MATERIAL FOR THE TASK Block Start
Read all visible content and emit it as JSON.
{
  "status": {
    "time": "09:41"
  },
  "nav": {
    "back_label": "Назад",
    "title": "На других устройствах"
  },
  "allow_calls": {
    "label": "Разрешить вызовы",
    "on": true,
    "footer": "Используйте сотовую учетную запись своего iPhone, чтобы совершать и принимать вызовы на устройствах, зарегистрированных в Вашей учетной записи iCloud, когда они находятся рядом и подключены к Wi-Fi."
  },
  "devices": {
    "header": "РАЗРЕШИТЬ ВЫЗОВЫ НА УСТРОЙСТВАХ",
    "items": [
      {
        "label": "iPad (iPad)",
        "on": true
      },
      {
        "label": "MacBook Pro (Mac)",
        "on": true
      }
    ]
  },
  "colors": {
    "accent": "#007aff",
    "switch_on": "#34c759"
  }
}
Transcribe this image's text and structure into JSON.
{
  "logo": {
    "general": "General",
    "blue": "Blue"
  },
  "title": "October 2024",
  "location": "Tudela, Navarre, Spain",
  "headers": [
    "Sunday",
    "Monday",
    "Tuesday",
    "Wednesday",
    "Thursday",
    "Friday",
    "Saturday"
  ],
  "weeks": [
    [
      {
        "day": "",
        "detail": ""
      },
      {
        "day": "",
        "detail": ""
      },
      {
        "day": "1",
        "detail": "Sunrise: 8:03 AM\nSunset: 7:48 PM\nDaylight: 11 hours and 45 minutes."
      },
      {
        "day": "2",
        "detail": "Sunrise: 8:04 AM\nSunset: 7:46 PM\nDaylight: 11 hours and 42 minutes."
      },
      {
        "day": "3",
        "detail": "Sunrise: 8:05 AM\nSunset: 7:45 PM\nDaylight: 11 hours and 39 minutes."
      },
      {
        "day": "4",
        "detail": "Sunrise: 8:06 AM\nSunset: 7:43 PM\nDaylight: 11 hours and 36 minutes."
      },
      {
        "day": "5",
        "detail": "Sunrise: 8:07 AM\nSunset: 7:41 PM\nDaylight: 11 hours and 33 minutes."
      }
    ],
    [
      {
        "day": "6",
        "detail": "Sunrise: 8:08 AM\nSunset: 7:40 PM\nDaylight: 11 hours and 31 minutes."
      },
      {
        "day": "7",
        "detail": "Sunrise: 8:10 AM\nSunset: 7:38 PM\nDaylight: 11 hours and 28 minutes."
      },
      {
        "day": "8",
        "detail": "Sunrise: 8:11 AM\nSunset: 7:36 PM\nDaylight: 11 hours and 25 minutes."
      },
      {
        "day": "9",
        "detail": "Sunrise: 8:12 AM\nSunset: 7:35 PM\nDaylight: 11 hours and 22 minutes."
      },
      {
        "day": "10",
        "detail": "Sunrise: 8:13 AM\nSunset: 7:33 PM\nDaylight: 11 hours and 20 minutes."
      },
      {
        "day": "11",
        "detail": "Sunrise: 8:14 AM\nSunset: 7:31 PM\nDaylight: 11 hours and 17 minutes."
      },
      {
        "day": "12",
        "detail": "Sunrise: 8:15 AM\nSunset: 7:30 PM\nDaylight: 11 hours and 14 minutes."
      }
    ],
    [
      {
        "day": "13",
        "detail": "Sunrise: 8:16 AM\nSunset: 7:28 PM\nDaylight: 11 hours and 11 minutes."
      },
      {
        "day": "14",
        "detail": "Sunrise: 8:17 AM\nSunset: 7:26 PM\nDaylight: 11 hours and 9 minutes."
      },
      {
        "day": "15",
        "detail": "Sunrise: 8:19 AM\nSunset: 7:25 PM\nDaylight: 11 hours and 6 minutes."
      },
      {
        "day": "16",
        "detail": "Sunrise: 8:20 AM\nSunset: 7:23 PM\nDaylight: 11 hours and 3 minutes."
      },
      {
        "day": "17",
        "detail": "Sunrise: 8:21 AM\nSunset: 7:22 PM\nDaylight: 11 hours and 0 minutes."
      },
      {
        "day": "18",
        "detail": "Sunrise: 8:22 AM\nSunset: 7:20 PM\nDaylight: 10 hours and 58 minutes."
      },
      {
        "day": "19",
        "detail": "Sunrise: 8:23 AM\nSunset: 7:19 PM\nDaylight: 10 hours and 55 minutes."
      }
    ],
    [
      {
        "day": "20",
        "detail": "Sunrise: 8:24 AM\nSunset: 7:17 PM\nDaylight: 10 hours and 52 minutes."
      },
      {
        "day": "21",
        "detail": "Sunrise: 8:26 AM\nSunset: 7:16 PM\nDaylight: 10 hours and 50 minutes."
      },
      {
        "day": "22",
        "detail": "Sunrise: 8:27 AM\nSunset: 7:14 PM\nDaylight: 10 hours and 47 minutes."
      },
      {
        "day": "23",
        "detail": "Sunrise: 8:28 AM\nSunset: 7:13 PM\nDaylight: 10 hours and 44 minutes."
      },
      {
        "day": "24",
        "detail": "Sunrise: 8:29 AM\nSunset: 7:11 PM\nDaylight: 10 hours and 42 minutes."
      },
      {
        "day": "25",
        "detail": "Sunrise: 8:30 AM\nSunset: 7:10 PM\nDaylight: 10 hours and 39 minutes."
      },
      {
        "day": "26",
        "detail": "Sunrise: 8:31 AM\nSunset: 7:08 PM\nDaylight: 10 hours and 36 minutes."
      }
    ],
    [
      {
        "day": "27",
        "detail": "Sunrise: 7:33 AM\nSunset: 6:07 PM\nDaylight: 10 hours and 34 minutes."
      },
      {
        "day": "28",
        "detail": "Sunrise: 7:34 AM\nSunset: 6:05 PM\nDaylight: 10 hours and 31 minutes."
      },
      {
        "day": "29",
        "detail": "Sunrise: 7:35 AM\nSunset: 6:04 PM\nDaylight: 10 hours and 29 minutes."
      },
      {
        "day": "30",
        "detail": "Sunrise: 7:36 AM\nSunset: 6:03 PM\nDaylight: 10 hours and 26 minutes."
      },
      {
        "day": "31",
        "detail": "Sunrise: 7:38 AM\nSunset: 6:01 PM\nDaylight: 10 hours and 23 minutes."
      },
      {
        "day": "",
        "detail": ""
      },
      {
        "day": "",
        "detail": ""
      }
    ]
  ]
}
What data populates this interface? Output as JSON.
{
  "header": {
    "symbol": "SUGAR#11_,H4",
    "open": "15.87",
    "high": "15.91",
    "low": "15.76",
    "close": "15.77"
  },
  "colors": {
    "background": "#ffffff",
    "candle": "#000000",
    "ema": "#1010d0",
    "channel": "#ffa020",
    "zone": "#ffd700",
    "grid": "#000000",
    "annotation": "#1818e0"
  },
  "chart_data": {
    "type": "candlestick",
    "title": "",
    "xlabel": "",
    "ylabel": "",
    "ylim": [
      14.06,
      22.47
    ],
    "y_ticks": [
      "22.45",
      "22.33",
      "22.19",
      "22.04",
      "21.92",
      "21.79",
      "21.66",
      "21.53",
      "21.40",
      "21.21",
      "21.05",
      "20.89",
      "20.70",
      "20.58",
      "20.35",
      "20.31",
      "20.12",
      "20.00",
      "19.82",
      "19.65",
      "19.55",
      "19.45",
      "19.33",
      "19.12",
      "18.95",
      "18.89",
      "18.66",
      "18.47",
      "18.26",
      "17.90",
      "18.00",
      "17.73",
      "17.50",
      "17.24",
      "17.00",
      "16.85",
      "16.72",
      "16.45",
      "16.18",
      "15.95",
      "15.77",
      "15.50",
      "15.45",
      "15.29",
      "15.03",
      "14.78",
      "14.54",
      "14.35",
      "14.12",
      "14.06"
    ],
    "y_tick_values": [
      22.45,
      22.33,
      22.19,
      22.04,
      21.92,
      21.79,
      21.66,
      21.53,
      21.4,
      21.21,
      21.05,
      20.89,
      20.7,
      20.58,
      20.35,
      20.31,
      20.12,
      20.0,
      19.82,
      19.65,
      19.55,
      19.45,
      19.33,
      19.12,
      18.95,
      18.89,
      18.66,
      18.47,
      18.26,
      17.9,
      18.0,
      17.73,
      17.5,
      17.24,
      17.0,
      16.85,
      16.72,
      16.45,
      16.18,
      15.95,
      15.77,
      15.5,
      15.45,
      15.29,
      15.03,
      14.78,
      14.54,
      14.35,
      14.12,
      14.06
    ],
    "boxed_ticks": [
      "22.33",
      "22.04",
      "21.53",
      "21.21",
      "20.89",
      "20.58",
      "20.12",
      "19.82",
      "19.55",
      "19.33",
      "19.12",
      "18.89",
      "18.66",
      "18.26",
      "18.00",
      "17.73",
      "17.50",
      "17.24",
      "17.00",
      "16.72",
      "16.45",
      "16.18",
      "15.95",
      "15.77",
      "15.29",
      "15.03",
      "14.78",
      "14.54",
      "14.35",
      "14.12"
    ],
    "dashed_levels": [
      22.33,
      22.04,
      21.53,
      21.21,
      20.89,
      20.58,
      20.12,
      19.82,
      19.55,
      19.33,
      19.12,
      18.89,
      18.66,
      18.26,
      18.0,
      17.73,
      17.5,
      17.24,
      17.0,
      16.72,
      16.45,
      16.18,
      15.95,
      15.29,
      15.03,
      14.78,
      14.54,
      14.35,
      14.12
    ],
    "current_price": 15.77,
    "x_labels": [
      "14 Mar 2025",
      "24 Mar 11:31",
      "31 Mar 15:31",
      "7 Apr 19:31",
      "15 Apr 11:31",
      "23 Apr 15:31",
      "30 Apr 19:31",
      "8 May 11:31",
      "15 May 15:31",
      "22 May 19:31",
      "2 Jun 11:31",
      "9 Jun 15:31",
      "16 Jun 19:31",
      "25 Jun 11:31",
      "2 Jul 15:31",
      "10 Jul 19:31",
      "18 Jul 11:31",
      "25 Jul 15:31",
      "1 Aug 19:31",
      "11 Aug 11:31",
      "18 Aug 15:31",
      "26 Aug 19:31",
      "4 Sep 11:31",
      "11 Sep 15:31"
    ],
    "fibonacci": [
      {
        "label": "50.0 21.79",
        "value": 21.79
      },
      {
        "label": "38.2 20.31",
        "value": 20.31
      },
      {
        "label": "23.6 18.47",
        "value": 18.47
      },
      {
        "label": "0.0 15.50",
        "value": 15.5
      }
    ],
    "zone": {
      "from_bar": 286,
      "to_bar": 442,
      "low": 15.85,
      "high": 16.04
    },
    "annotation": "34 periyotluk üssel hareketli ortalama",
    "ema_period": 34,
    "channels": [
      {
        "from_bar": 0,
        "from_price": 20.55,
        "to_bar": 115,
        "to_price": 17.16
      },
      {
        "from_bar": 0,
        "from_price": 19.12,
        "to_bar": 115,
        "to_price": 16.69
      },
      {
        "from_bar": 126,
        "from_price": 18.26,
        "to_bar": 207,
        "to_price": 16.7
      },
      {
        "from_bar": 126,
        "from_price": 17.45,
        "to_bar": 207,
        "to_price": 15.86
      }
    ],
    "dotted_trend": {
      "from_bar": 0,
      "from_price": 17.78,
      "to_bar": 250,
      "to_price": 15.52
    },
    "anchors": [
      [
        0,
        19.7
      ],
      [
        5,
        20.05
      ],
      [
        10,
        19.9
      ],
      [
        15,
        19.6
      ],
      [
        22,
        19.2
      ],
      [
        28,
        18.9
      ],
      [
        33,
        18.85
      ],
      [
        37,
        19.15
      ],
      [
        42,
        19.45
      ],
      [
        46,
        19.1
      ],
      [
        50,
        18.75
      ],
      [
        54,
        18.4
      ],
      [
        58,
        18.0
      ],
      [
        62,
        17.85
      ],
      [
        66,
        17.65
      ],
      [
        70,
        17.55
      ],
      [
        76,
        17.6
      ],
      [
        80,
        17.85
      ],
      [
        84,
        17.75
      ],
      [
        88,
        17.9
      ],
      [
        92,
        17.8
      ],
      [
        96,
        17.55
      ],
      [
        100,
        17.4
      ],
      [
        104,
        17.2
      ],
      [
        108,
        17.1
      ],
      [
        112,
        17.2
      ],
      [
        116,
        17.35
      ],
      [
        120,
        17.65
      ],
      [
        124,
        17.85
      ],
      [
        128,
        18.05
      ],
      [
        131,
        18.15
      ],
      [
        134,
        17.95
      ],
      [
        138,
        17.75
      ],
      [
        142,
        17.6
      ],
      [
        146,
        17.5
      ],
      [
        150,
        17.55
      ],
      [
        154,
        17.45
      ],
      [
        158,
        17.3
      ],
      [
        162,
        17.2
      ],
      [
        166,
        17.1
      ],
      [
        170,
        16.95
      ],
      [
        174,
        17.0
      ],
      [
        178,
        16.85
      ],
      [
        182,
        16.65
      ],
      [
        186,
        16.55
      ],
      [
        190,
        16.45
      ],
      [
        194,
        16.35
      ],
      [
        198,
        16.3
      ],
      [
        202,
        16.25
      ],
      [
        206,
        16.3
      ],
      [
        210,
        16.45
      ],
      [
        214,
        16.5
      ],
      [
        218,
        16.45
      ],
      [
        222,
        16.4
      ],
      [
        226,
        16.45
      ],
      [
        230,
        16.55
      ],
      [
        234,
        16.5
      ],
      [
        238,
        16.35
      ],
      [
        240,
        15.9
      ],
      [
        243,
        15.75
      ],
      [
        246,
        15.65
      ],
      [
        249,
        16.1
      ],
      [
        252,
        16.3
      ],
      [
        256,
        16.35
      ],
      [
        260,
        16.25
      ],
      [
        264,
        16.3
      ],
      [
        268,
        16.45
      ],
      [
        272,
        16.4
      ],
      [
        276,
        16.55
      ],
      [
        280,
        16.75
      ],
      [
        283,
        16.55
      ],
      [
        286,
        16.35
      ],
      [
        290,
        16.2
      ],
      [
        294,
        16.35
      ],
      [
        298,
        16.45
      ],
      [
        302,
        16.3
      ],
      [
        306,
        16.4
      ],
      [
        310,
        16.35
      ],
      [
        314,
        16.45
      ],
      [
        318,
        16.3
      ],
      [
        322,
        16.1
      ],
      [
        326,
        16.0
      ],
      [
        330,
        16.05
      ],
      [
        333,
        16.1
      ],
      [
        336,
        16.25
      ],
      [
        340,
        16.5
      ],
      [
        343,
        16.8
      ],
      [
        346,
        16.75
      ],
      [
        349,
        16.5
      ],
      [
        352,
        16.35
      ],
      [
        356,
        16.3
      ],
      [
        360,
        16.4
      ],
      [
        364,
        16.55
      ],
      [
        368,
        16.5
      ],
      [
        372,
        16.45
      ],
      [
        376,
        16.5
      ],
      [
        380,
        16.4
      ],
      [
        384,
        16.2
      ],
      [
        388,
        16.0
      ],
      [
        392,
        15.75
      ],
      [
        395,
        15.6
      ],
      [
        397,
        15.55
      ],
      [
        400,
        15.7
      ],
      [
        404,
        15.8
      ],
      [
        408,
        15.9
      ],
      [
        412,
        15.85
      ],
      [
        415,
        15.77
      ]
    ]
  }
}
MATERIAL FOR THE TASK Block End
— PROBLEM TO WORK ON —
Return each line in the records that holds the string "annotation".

— RESULT FOR THIS EXERCISE —
    "annotation": "#1818e0"
    "annotation": "34 periyotluk üssel hareketli ortalama",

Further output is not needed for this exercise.